### Task item
Every line with the string "oferecer" should be copied from the data.

Data records for software interfaces
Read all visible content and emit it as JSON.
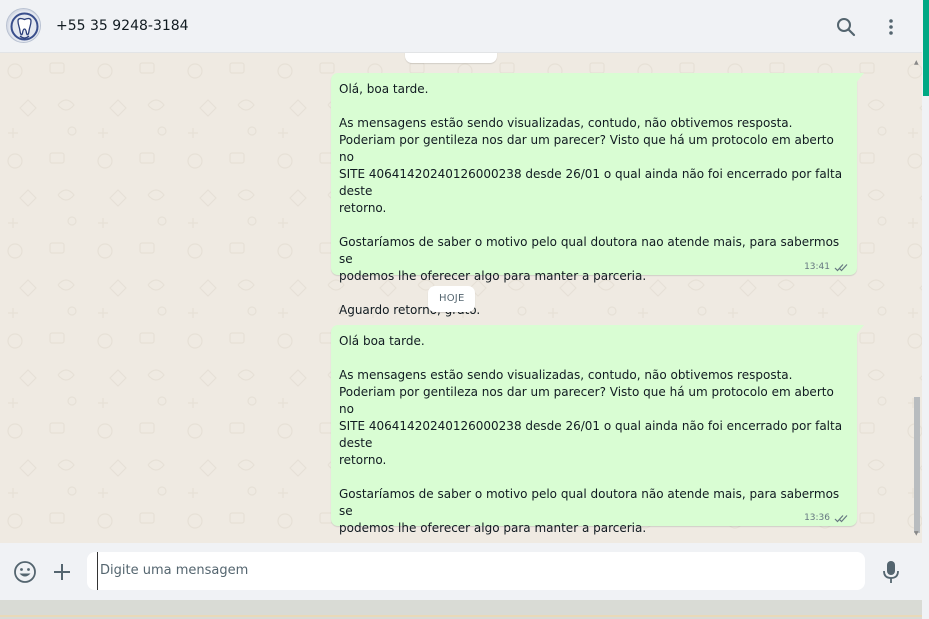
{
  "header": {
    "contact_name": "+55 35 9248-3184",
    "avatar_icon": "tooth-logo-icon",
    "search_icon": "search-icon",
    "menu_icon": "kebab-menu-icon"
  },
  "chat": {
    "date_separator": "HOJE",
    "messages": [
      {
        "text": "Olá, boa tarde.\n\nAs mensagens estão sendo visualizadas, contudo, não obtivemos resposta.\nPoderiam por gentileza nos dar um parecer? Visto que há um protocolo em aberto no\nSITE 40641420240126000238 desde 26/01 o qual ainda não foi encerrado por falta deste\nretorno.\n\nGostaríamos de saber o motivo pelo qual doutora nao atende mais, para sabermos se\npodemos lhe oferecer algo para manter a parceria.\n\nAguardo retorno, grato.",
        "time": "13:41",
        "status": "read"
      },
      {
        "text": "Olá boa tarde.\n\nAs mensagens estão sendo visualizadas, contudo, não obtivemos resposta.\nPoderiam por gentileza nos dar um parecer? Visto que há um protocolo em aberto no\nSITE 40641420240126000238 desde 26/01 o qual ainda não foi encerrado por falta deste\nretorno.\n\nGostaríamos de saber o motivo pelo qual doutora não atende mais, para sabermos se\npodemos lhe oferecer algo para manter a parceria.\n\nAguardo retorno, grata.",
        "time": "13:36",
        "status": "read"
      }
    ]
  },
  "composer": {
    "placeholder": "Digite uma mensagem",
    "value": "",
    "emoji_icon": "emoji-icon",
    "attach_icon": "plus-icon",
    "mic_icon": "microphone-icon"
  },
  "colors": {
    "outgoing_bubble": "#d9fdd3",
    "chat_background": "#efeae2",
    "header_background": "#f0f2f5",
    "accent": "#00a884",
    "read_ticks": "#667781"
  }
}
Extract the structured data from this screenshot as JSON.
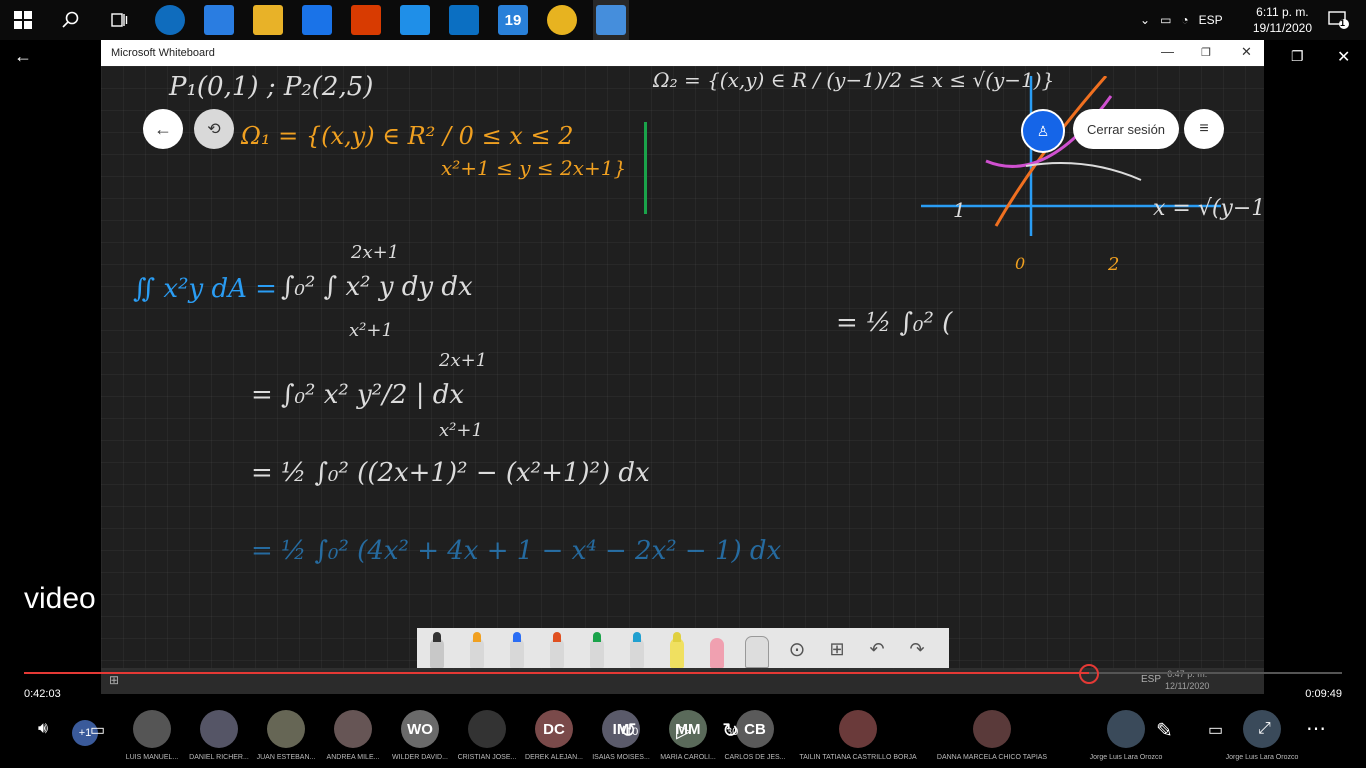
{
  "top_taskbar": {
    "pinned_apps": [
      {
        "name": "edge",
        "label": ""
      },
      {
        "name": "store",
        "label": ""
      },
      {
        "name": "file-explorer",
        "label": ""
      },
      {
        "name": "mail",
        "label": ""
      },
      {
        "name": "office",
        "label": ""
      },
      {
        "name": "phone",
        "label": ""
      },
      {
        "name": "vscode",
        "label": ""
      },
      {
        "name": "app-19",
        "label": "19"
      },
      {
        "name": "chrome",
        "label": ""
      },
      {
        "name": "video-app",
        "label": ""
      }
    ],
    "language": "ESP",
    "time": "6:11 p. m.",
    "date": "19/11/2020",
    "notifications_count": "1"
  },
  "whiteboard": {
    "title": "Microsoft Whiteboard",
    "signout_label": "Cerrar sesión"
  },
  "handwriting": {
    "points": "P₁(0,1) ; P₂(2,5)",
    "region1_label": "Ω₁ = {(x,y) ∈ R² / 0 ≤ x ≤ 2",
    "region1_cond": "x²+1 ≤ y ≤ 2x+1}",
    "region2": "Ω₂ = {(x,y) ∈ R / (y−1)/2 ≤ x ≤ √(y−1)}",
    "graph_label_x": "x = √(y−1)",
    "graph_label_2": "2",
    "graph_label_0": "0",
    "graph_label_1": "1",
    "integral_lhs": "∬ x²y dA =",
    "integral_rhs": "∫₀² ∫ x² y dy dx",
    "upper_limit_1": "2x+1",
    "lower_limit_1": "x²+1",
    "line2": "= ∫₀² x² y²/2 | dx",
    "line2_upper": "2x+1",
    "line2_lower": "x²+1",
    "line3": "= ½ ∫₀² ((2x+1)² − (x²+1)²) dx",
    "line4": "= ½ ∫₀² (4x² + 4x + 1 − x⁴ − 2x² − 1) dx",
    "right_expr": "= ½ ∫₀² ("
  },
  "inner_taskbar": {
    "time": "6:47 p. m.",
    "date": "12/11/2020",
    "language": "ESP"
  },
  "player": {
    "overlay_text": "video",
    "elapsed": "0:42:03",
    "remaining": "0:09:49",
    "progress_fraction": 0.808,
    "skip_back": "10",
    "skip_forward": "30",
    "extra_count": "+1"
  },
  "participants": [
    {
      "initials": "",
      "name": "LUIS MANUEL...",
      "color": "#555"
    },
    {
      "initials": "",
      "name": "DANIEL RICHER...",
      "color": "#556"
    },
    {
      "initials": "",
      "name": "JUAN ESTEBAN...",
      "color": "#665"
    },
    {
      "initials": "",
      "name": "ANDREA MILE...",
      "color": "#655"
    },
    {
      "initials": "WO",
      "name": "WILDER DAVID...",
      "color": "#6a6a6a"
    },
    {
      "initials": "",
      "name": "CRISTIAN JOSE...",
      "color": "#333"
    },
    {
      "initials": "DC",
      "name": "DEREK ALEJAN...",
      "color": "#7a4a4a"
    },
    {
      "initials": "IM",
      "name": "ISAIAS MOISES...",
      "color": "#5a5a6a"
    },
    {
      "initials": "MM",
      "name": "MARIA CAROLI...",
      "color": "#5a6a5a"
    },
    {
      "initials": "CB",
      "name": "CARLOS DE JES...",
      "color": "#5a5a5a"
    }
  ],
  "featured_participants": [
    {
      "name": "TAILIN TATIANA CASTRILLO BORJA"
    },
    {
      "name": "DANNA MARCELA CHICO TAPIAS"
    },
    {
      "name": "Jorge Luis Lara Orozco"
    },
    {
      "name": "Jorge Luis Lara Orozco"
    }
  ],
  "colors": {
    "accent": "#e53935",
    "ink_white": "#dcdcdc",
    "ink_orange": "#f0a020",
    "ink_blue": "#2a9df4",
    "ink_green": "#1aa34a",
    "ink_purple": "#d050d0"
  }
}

### Reply to the exercise
        "text": "Olá, boa tarde.\n\nAs mensagens estão sendo visualizadas, contudo, não obtivemos resposta.\nPoderiam por gentileza nos dar um parecer? Visto que há um protocolo em aberto no\nSITE 40641420240126000238 desde 26/01 o qual ainda não foi encerrado por falta deste\nretorno.\n\nGostaríamos de saber o motivo pelo qual doutora nao atende mais, para sabermos se\npodemos lhe oferecer algo para manter a parceria.\n\nAguardo retorno, grato.",
        "text": "Olá boa tarde.\n\nAs mensagens estão sendo visualizadas, contudo, não obtivemos resposta.\nPoderiam por gentileza nos dar um parecer? Visto que há um protocolo em aberto no\nSITE 40641420240126000238 desde 26/01 o qual ainda não foi encerrado por falta deste\nretorno.\n\nGostaríamos de saber o motivo pelo qual doutora não atende mais, para sabermos se\npodemos lhe oferecer algo para manter a parceria.\n\nAguardo retorno, grata.",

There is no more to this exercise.